Instructions for the task
What is needed is an exact repeat of the entries, with no pictures in it.

Records contained in a dataset
__________________________________________________

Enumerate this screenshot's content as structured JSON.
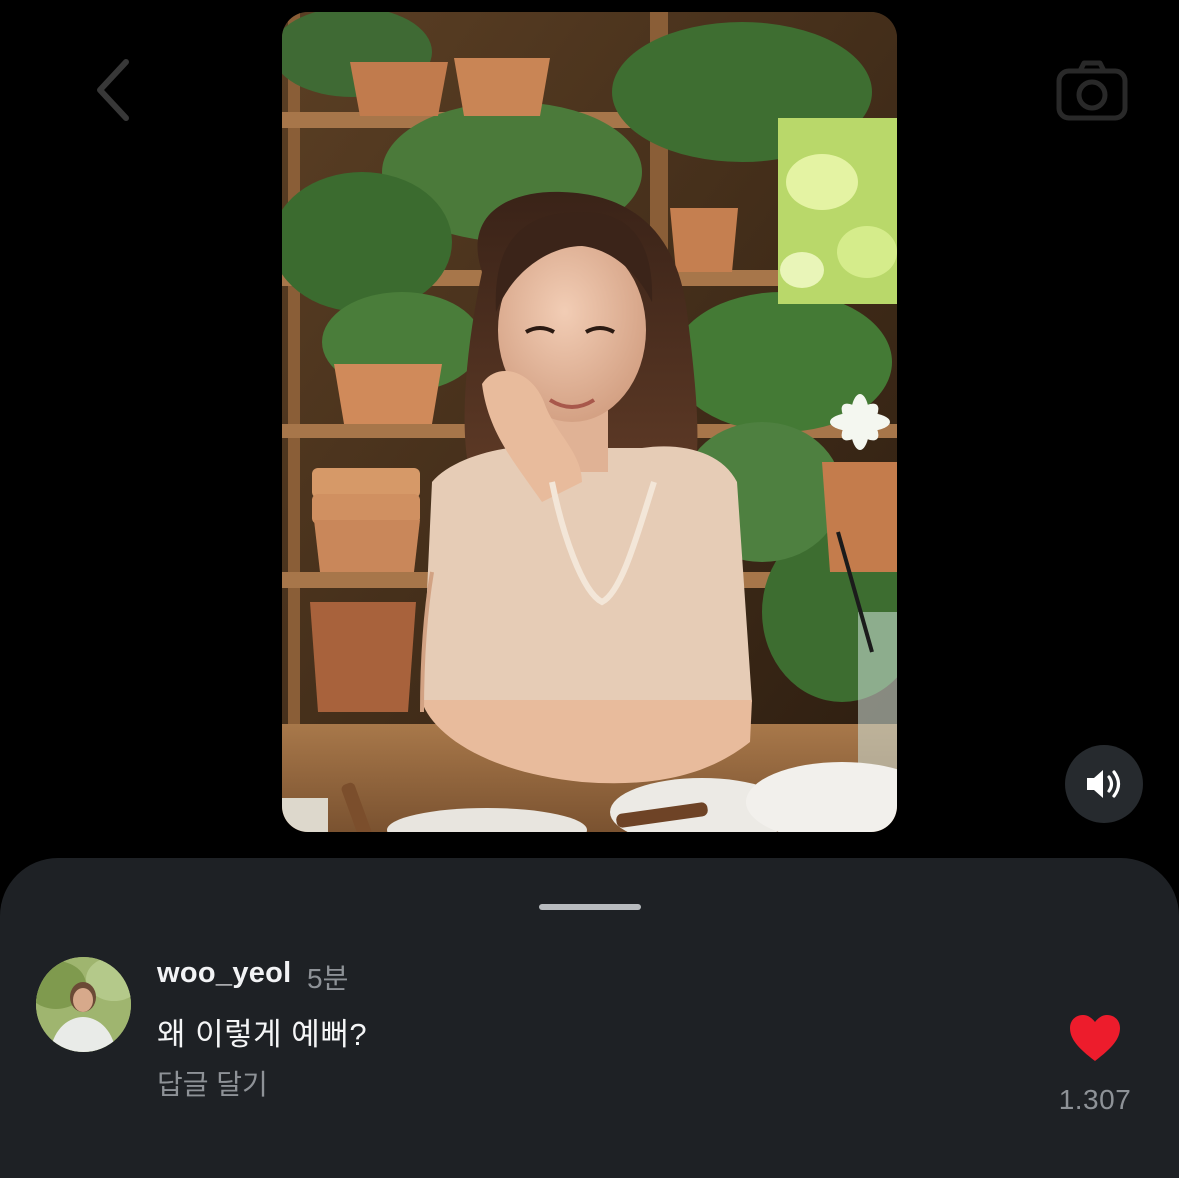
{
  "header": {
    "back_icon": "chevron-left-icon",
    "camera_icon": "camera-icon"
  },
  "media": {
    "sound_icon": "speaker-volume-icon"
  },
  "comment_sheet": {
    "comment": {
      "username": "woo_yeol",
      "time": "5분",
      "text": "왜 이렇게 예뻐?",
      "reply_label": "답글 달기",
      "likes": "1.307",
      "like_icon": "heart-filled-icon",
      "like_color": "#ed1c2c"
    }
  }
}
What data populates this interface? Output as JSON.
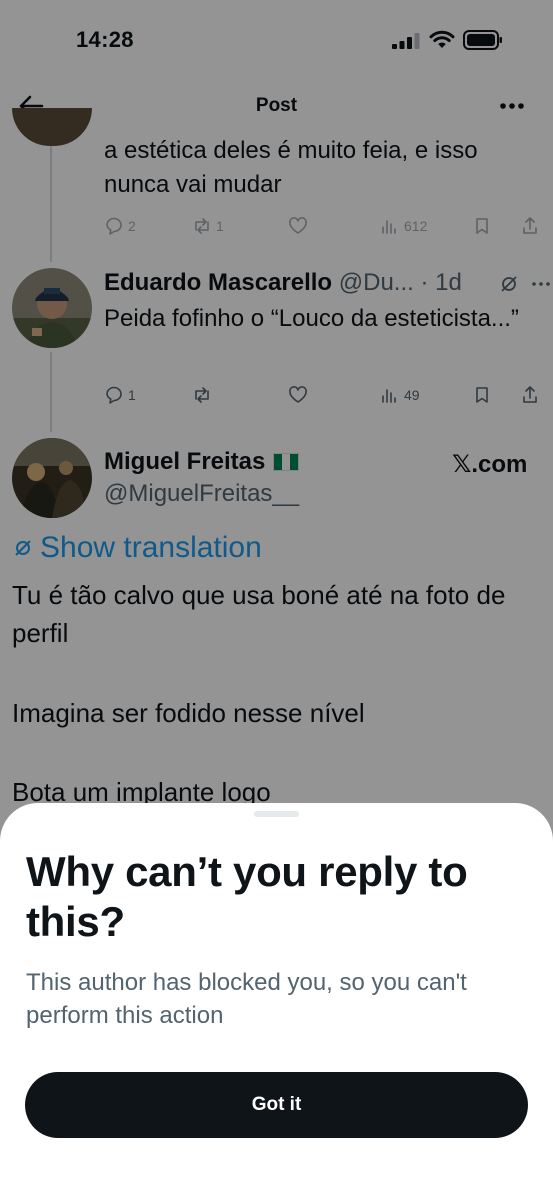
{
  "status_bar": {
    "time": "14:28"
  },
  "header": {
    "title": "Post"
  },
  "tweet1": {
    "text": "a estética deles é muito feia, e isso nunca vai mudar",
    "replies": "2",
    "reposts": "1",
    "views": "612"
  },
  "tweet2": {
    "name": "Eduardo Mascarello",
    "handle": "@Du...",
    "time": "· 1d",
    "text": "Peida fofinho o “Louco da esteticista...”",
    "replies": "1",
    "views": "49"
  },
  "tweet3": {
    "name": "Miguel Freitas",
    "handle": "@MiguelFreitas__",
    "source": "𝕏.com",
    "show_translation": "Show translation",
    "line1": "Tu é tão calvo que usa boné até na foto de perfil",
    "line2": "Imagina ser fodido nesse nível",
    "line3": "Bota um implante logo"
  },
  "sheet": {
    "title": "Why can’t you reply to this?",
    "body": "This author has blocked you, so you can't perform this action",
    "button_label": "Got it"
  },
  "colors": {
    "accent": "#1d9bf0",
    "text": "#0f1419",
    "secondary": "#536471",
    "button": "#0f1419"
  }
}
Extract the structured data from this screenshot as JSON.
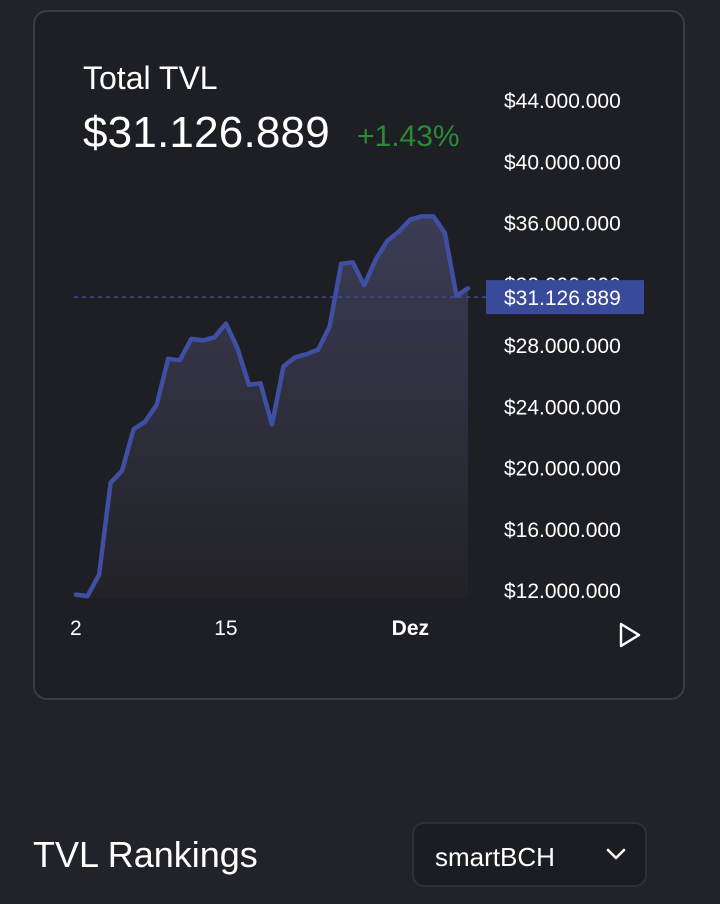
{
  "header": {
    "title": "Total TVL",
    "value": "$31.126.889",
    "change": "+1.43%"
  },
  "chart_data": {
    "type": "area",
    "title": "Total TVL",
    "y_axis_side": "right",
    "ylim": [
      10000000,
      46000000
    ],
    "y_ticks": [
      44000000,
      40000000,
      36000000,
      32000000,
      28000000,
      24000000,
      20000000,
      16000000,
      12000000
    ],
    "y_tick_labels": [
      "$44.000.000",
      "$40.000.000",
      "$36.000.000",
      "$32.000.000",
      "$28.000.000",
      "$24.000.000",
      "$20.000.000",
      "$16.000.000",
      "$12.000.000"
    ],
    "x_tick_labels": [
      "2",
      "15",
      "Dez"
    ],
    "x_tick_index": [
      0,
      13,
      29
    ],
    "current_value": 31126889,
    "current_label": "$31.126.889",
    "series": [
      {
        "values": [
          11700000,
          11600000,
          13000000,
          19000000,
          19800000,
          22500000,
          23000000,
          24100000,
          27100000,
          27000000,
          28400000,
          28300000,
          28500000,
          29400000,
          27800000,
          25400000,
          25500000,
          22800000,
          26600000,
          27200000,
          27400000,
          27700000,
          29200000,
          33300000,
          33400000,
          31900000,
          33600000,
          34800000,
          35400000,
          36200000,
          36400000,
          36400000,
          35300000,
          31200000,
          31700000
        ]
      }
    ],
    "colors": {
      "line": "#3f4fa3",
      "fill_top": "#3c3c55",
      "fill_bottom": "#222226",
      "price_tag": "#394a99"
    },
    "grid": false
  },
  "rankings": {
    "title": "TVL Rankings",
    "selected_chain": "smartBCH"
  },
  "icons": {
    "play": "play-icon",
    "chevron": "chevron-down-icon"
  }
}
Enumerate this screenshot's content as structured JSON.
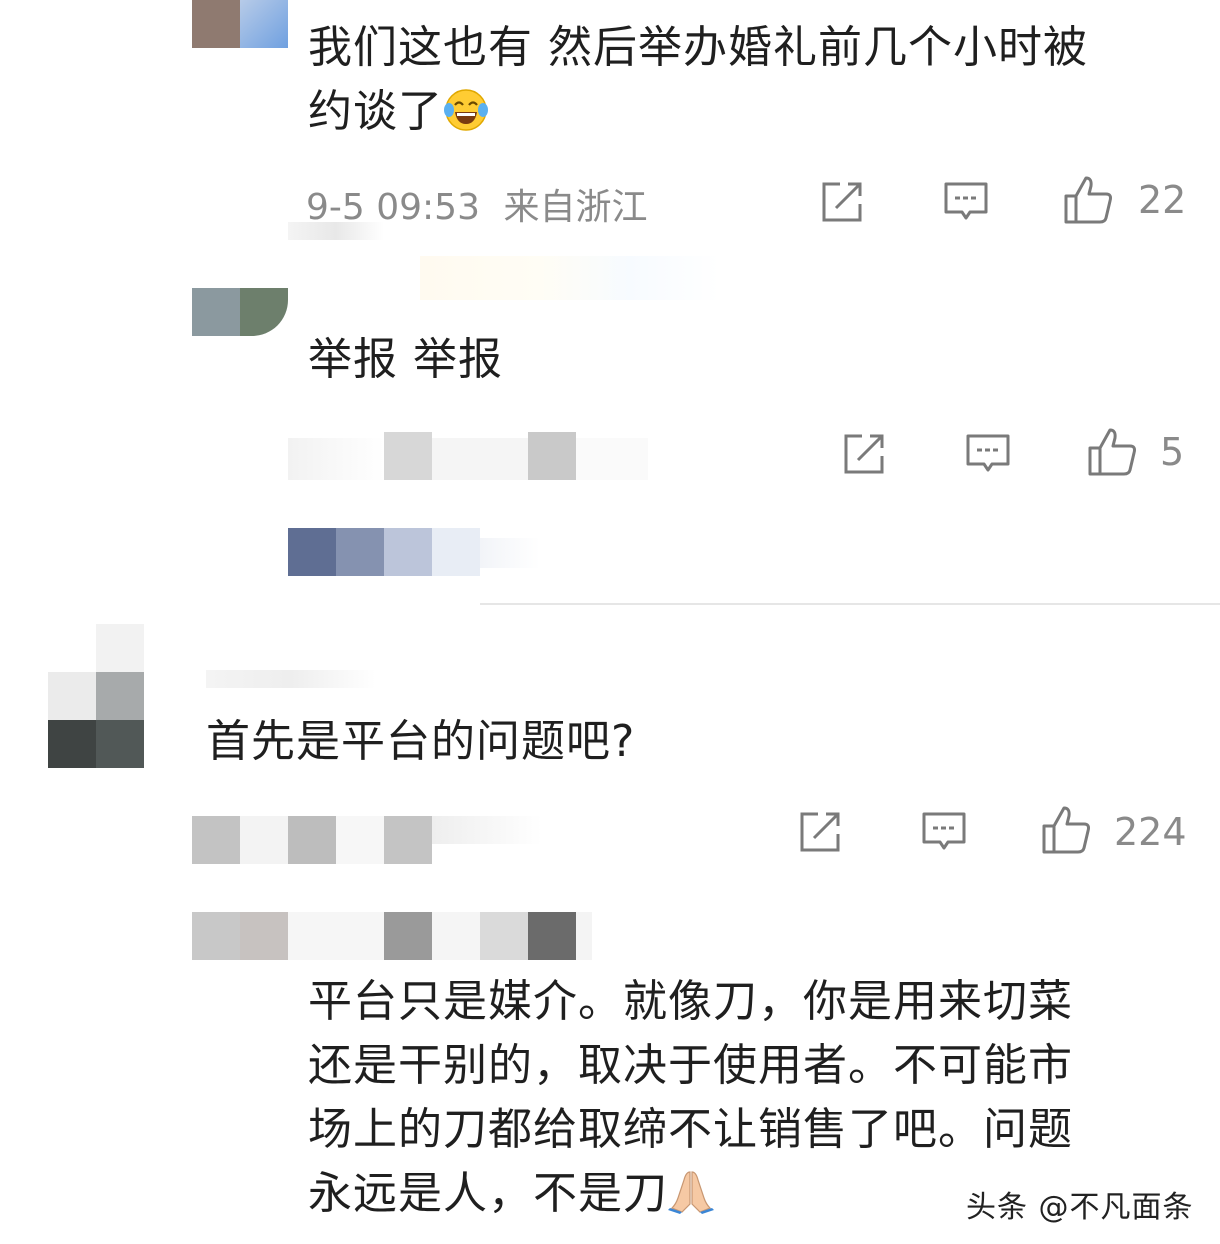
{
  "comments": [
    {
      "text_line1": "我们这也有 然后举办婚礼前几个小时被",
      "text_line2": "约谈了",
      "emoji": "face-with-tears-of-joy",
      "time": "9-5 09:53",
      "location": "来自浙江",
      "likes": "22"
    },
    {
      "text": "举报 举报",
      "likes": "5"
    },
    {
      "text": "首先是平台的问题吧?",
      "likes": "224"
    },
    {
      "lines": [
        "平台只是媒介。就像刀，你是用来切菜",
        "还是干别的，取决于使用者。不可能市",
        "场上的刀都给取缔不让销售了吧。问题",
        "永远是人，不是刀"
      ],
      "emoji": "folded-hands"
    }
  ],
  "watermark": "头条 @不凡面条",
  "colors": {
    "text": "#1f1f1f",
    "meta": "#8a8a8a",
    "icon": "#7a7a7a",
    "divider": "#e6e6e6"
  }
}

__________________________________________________

Expected answer
Enumerate this screenshot's content as structured JSON.
{
  "header": {
    "back_icon": "chevron-left-icon",
    "camera_icon": "camera-icon"
  },
  "media": {
    "sound_icon": "speaker-volume-icon"
  },
  "comment_sheet": {
    "comment": {
      "username": "woo_yeol",
      "time": "5분",
      "text": "왜 이렇게 예뻐?",
      "reply_label": "답글 달기",
      "likes": "1.307",
      "like_icon": "heart-filled-icon",
      "like_color": "#ed1c2c"
    }
  }
}
What data populates this interface? Output as JSON.
{
  "status_bar": {
    "time": "14:28"
  },
  "header": {
    "title": "Post"
  },
  "tweet1": {
    "text": "a estética deles é muito feia, e isso nunca vai mudar",
    "replies": "2",
    "reposts": "1",
    "views": "612"
  },
  "tweet2": {
    "name": "Eduardo Mascarello",
    "handle": "@Du...",
    "time": "· 1d",
    "text": "Peida fofinho o “Louco da esteticista...”",
    "replies": "1",
    "views": "49"
  },
  "tweet3": {
    "name": "Miguel Freitas",
    "handle": "@MiguelFreitas__",
    "source": "𝕏.com",
    "show_translation": "Show translation",
    "line1": "Tu é tão calvo que usa boné até na foto de perfil",
    "line2": "Imagina ser fodido nesse nível",
    "line3": "Bota um implante logo"
  },
  "sheet": {
    "title": "Why can’t you reply to this?",
    "body": "This author has blocked you, so you can't perform this action",
    "button_label": "Got it"
  },
  "colors": {
    "accent": "#1d9bf0",
    "text": "#0f1419",
    "secondary": "#536471",
    "button": "#0f1419"
  }
}
Extract the structured data from this screenshot as JSON.
{
  "header": {
    "title": "Total TVL",
    "value": "$31.126.889",
    "change": "+1.43%"
  },
  "chart_data": {
    "type": "area",
    "title": "Total TVL",
    "y_axis_side": "right",
    "ylim": [
      10000000,
      46000000
    ],
    "y_ticks": [
      44000000,
      40000000,
      36000000,
      32000000,
      28000000,
      24000000,
      20000000,
      16000000,
      12000000
    ],
    "y_tick_labels": [
      "$44.000.000",
      "$40.000.000",
      "$36.000.000",
      "$32.000.000",
      "$28.000.000",
      "$24.000.000",
      "$20.000.000",
      "$16.000.000",
      "$12.000.000"
    ],
    "x_tick_labels": [
      "2",
      "15",
      "Dez"
    ],
    "x_tick_index": [
      0,
      13,
      29
    ],
    "current_value": 31126889,
    "current_label": "$31.126.889",
    "series": [
      {
        "values": [
          11700000,
          11600000,
          13000000,
          19000000,
          19800000,
          22500000,
          23000000,
          24100000,
          27100000,
          27000000,
          28400000,
          28300000,
          28500000,
          29400000,
          27800000,
          25400000,
          25500000,
          22800000,
          26600000,
          27200000,
          27400000,
          27700000,
          29200000,
          33300000,
          33400000,
          31900000,
          33600000,
          34800000,
          35400000,
          36200000,
          36400000,
          36400000,
          35300000,
          31200000,
          31700000
        ]
      }
    ],
    "colors": {
      "line": "#3f4fa3",
      "fill_top": "#3c3c55",
      "fill_bottom": "#222226",
      "price_tag": "#394a99"
    },
    "grid": false
  },
  "rankings": {
    "title": "TVL Rankings",
    "selected_chain": "smartBCH"
  },
  "icons": {
    "play": "play-icon",
    "chevron": "chevron-down-icon"
  }
}
Enumerate this screenshot's content as structured JSON.
{
  "comments": [
    {
      "text_line1": "我们这也有 然后举办婚礼前几个小时被",
      "text_line2": "约谈了",
      "emoji": "face-with-tears-of-joy",
      "time": "9-5 09:53",
      "location": "来自浙江",
      "likes": "22"
    },
    {
      "text": "举报 举报",
      "likes": "5"
    },
    {
      "text": "首先是平台的问题吧?",
      "likes": "224"
    },
    {
      "lines": [
        "平台只是媒介。就像刀，你是用来切菜",
        "还是干别的，取决于使用者。不可能市",
        "场上的刀都给取缔不让销售了吧。问题",
        "永远是人，不是刀"
      ],
      "emoji": "folded-hands"
    }
  ],
  "watermark": "头条 @不凡面条",
  "colors": {
    "text": "#1f1f1f",
    "meta": "#8a8a8a",
    "icon": "#7a7a7a",
    "divider": "#e6e6e6"
  }
}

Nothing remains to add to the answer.